In search of the perfect tree

9 years ago

To the editor:
There is no perfect Christmas tree. Ignore all the advice you have ever heard or read about choosing the perfect tree. Oh, except for the loose spills, as we called the needles. I left Houlton without asking why they were called spills before they ever spilled. Tired of explaining the word, I quit using it in Pennsylvania before I came to New York state. Except when I slip up. One could slip on the spills, of course, if there were a lot of them.
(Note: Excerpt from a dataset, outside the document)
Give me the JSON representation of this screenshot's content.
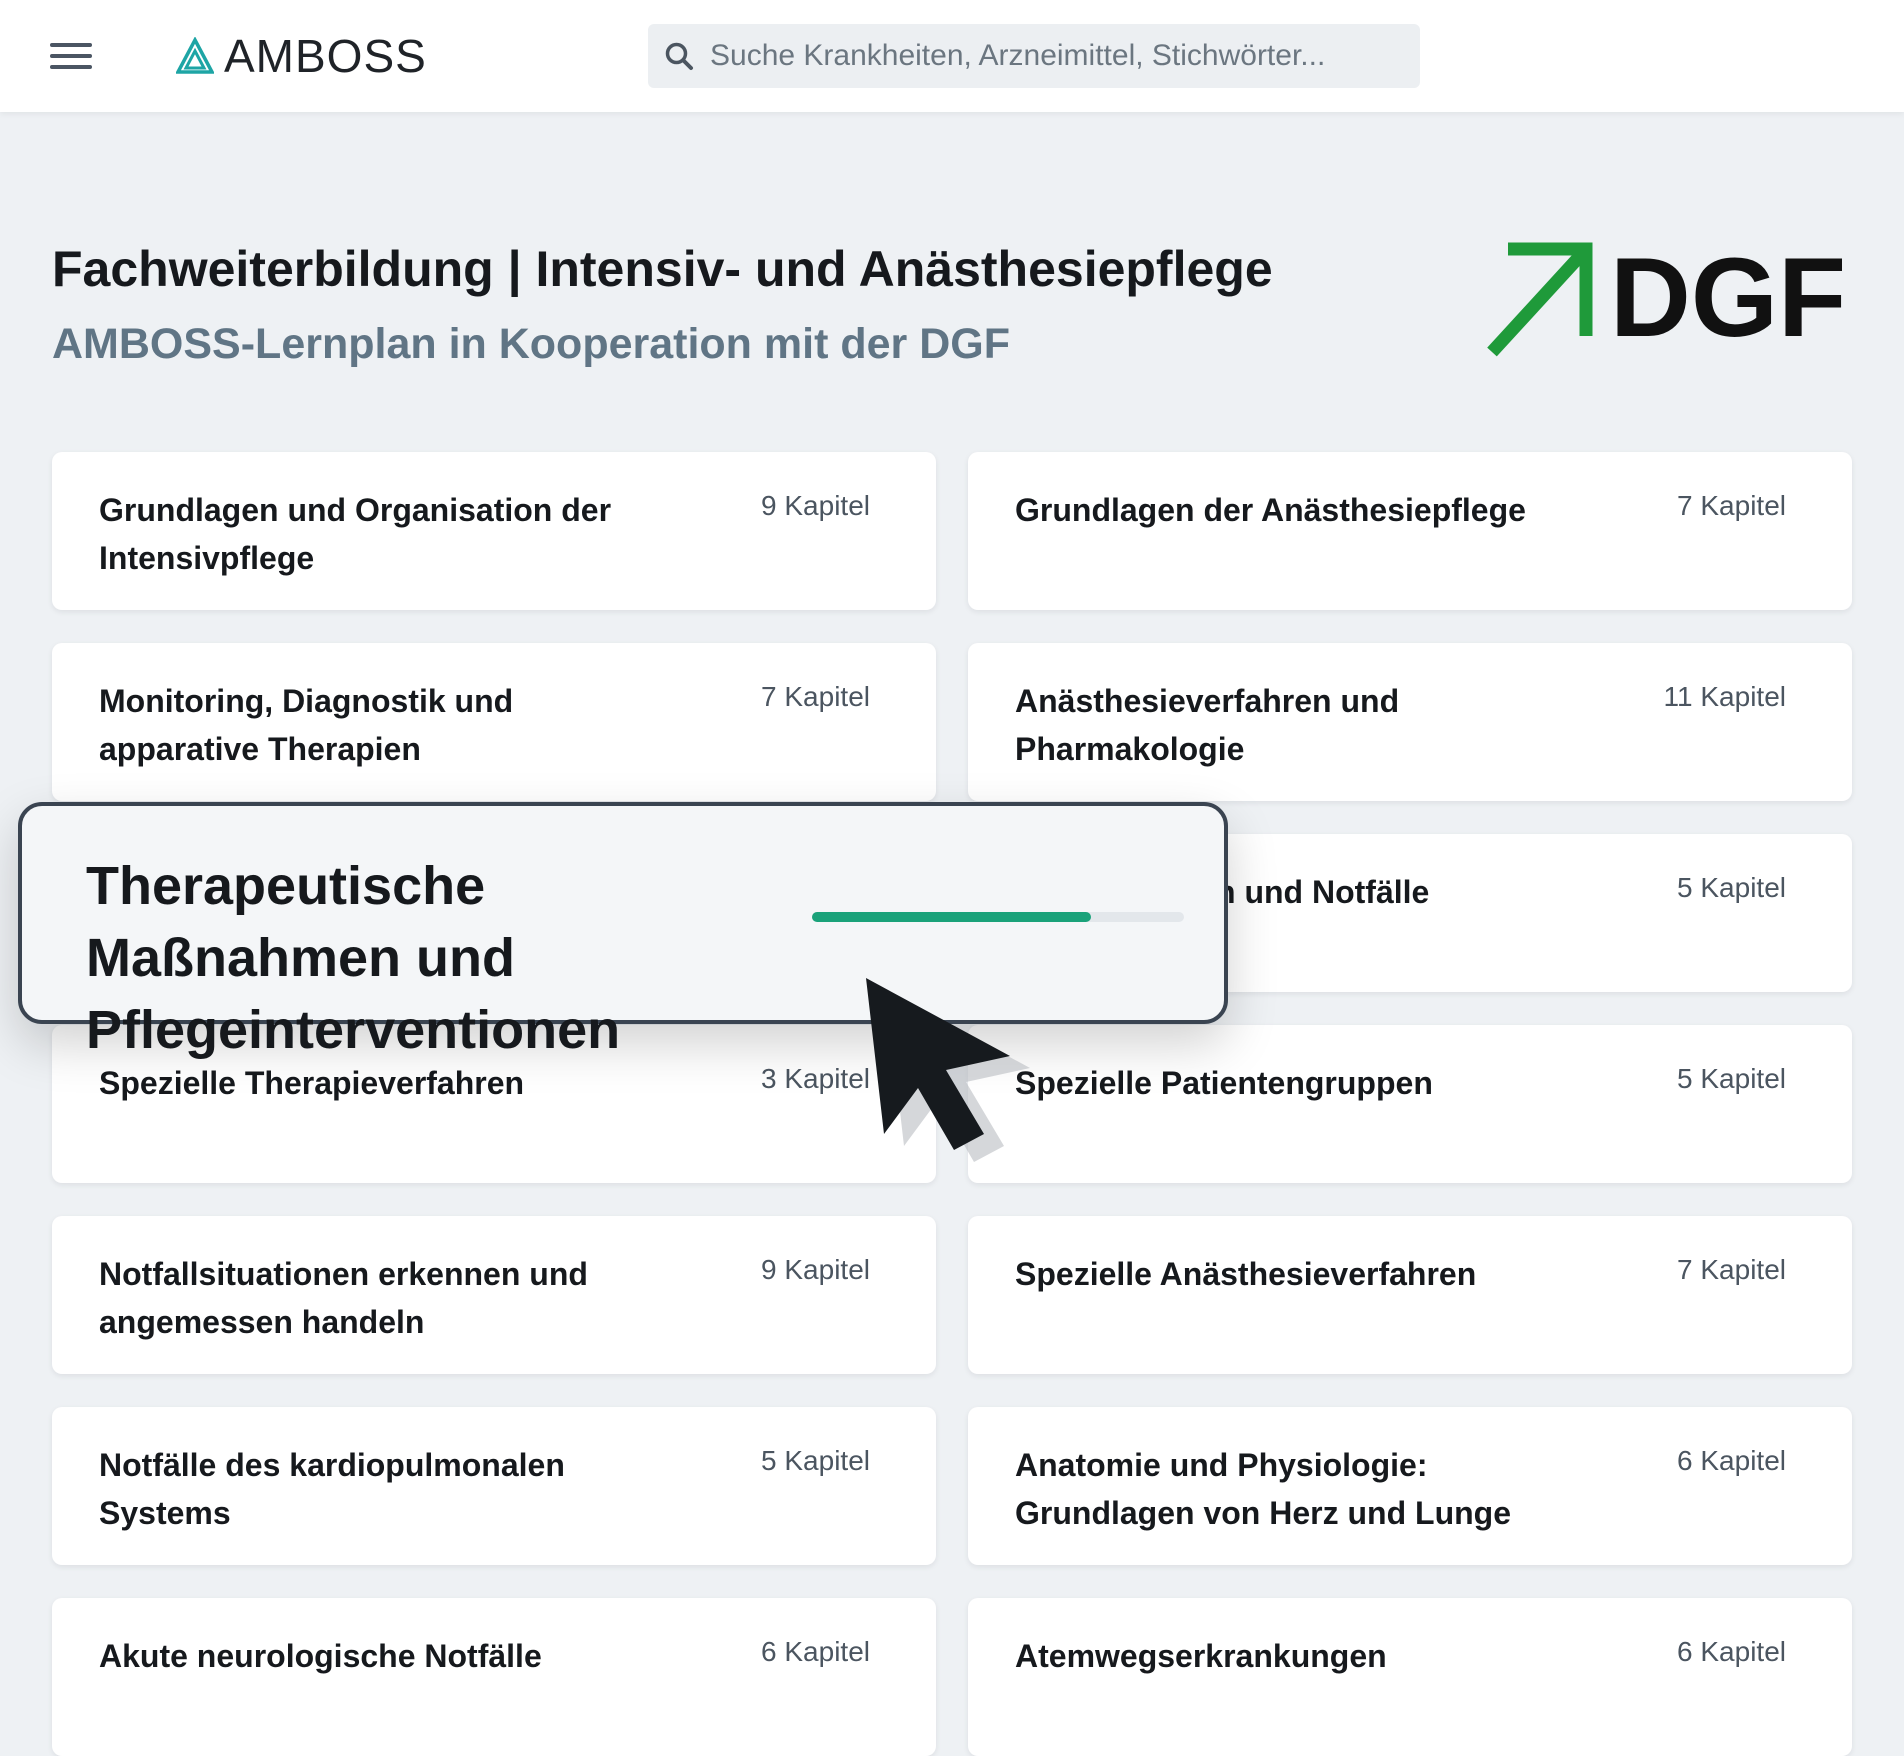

Where were we? Advice about loose you-know: If you shake the tree and they all drop off, the tree’s too dry.
Back when I was growing up, my brother Leonard, who was also growing up, and I went with Porter out into our woods to bring back a tree. Ina specified fir, not spruce, saying, “You can tell from the shape of the spills; fir is flat and spruce round.” We often took back two trees, just to be sure. Leonard, younger by two-and-a-half-years, grew to be almost a foot taller than I in high school, and delighted in calling me his “little sister” to his friends.
Once away from Maine, I discovered trees cost money. Absurd! Oh, well, at Penn State I paid 75 cents for the first, to go on my desk. Prices have changed, along with methods: Take along a saw and chop down your own, support the Boy Scouts or a farmer who trucks trees into town. Go alone or share, which meant hearing, “How about this one? You want that one? It’s too big.” “Phooey,” I said each time, “It will fit.” At home, in the living room, I pruned a lot of trees.
Every tree, once trimmed, was the best ever. I had help with the lights — two strings of the regular ones, two of the little twinklies, and two of white snowball lights. My helper hinted that there were too many.
Eventually, stressed out over the perfect tree and tired of taking home others’ choices, one year I took off tooling down the road to a trucked-in place, as I sang, “Off I go for a not-perfect tree, a tree that is waiting just for me.” I found it right away. It was a perfectly not-perfect tree. I still go there.
Postscript: Perfection is in the eye — and heart — of the beholder. May you and yours have a perfect Christmas season!

Byrna Porter Weir
Rochester, N.Y